Figure 7.6.2 In two dimensions, equipotential and field lines predicted by Laplace's equation form a grid of curvilinear squares.
The condition that the field be irrotational gives
while the steady charge conservation law implies that along a flux tube,
Thus, along a flux tube,
If each of the flux tubes carries the same current, and if the equipotential lines are drawn for equal increments of , then the ratio s/ n must be constant throughout the mapping. The sides of the curvilinear rectangles are commonly made equal, so that the equipotentials and field lines form a grid of curvilinear squares.
The faithfulness to Laplace's equation of a map of equipotentials at equal increments in potential can be checked by sketching in the perpendicular field lines. With the field lines forming curvilinear squares in the starting region, a correct distribution of the equipotentials is achieved when a grid of squares is maintained throughout the region. With some practice, it is possible to iterate between refinements of the equipotentials and the field lines until a satisfactory map of the solution is sketched.
Demonstration 7.6.2Two-Dimensional Solution to Laplace's Equation by Means of Teledeltos Paper
For the mapping of two-dimensional fields, the conduction analog has the advantage that it is not necessary to make the electrodes and conductor "infinitely" long in the third dimension. Two-dimensional current distributions will result even in a thin-sheet conductor, provided that it has a conductivity that is large compared to its surroundings. Here again we exploit the boundary condition applying to the surfaces of the paper.

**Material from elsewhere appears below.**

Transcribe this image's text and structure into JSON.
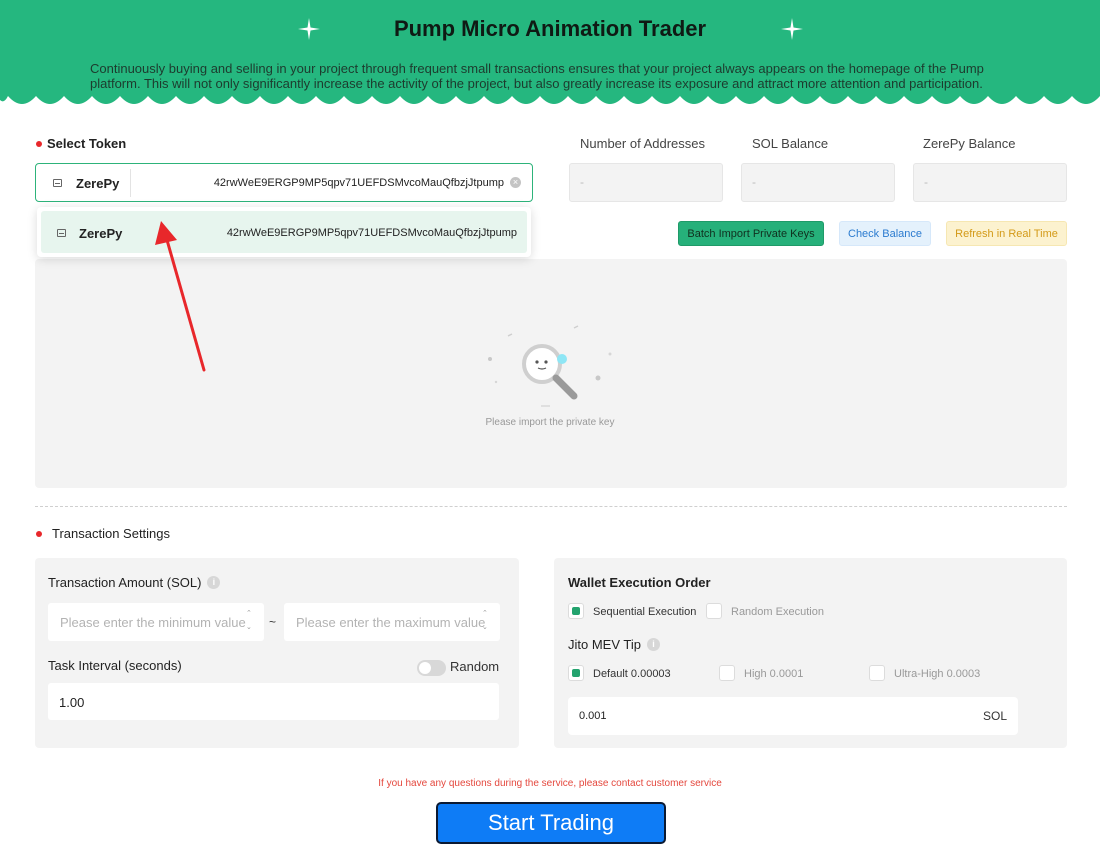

As far as the fields inside the paper are concerned, a two-dimensional current distribution automatically meets the requirement that there be no current density normal to those parts of the paper bounded by air.
A typical field mapping apparatus is as simple as that shown in Fig. 7.6.3. The paper has the thickness and a conductivity . The electrodes take the form of silver paint or copper tape put on the upper surface of the paper, with a shape simulating the electrodes of the actual system. Because the paper is so thin compared to dimensions of interest in the plane of the paper surface, the currents from the electrodes quickly assume an essentially uniform profile over the cross-section of the paper, much as suggested by the inset to Fig. 7.6.3.
Figure 7.6.3 Conducting paper with attached electrodes can be used to determine two-dimensional potential distributions.
In using the paper, it is usual to deal in terms of a surface resistance 1/. The conductance of the plane parallel electrode system shown in Fig. 7.6.4 can be used to establish this parameter.
Figure 7.6.4 Apparatus for determining surface conductivity of paper used in experiment shown in Fig. 7.6.3.
The units are simply ohms, and 1/ is the resistance of a square of the material having any sidelength. Thus, the units are commonly denoted as "ohms/square."
To associate a conductance as measured at the terminals of the experiment shown in Fig. 7.6.3 with the capacitance of a pair of electrodes having length l in the third dimension, note that the surface integrations used to define C and G reduce to
where the surface integrals have been reduced to line integrals by carrying out the integration in the third dimension. The ratio of these quantities follows in terms of the surface conductance as
Here G is the conductance as actually measured using the conducting paper, and C is the capacitance of the two-dimensional capacitor it simulates.
In Chap. 9, we will find that magnetic field distributions as well can often be found by using the conduction analog.